Rabbi Philip Bregman, executive director of Hillel BC, said that although the upcoming BDS referendum does not encourage dialogue, they are open to engaging in it anyway.
According to Bregman, it’s important to be aware of the beginnings of the BDS movement.
“You have to go back to its founders, one of them being Omar Barghouti," said Bregman. "Barghouti talks about a one state solution, in which there really is no room for dialogue.”
Bregman also said that Hillel is welcoming and open to any group wishing to use their space for discussion and dialogue. However, he said that UBC’s branch of Solidarity for Palestinian Human Rights (SPHR) are closing themselves off to conversation between the two groups, refusing to acknowledge or allow any conversation.
"When I spoke to them first on Imagine Day, I asked whether the two groups would get together and talk," said Bregman. "The individuals responded ‘we have a no dialogue policy with you people.’"
This is the main concern for members of Hillel at UBC. Bregman is alarmed for reasons beyond the elimination of dialogue with SPHR.
"It’s really not about dialogue at all, it’s about elimination of the state of Israel," he said. "When BDS comes to a campus, we see constantly the marginalization of Jews, the targeting of Jews, the toxicity that is brought to the conversation, and in some instances, violence."
SPHR member Hussain Khan said that his group has no formal policy on terms of engagement.
"We don’t have a formal policy on engagement, but we have a policy on the terms of the dialogue," he said. "We have something called the anti-normalization policy."
According to Khan, this policy is about acknowledging the horror of what goes on in the occupied territories.
"Because of that, when we do have a dialogue with somebody in an open event, there has to be a kind of acknowledgement," Khan said on SPHR’s policy. "When groups want to deny what’s going on and so then there’s not really a point in having a dialogue. Dialogue by itself is not necessarily a good or a bad thing."
The divisions and debates have created animosity within Hillel groups all over North America. Swathmore Hillel, located 30 miles outside of Philadelphia declared themselves an ‘Open Hillel,’ thereby disassociating themselves with Hillel International’s rules for association with the BDS campaign against Israel.
Hillel BC has been frustrated with the opacity of SPHR and their campaign.
"We’ve given them a list of things they want to boycott in Israel," said Bregman. "I don’t believe the BDS care about one product being boycotted, I think the BDS is about marginalising and demonizing Israel, and by extension Israelis and Jews on campus. This is why we’re in this and why we’re so concerned."
Khan said that the SPHR continues to be open to dialogue and informing students.

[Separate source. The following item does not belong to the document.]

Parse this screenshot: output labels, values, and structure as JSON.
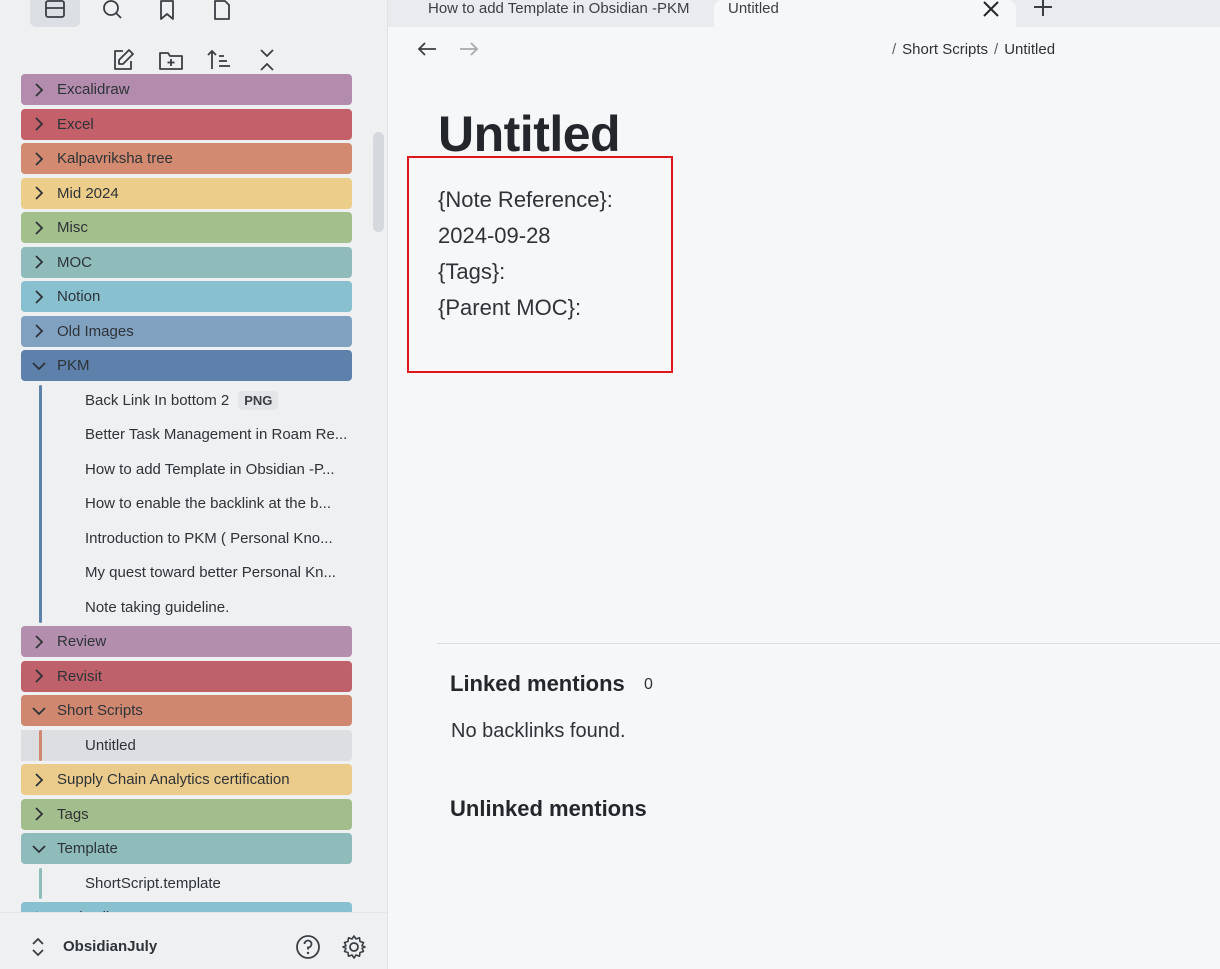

"If you go from ‘open dialogue’ to ‘shut down hate’ I feel it’s a bit disingenuous," said Khan. "We do engage in dialogue naturally just by virtue of the events we do to try and get the student population involved and informed."
Although there are views that the SPHR have an anti-dialogue campaign, Khan is keen to stress that the initiatives put forward by the group are largely based on conversing with students.
"A lot of people have this misconception that we are anti-dialogue despite the fact that our initiatives are based on conversing with students," said Khan. "That is not the case, it is just being critical of what that dialogue entails. Dialogue alone is not enough, it should be supplemented with actual peaceful ways to bring about a more just world."
However, every leader of the three major Canadian political parties has stated on their opposition to BDS in Canada.
"They are not making it a political issue," said Bregman. "There are plenty that these individuals do not agree on, and it’s interesting that each leader has made statements on how opposed they are, because of what it brings to a campus."
So although Hillel are forefront at UBC’s Open Engagement policies, they are also of the belief that there is little worth in trying to engage in communication with SPHR and similar groups. They have expressed concerns that the referendum is worded in ways which make the potential outcomes unclear, linking the statement to a blank cheque.
"Dialogue is tough, it’s really tough, because you really have to be able to listen to what the other person is saying, even if it goes against what you’ve been taught or what you believe," said Bregman on Hillel’s policies. "That’s the challenge, but also the beauty in that we get to hear someone else’s narrative."
CORRECTION: A version of this article that appeared in print misrepresented Hillel BC's views on dialogue with BDS supporters. While Hillel BC has found attempts to engage with the pro-BDS side frustrating, they are still open to it. The Ubyssey regrets this error.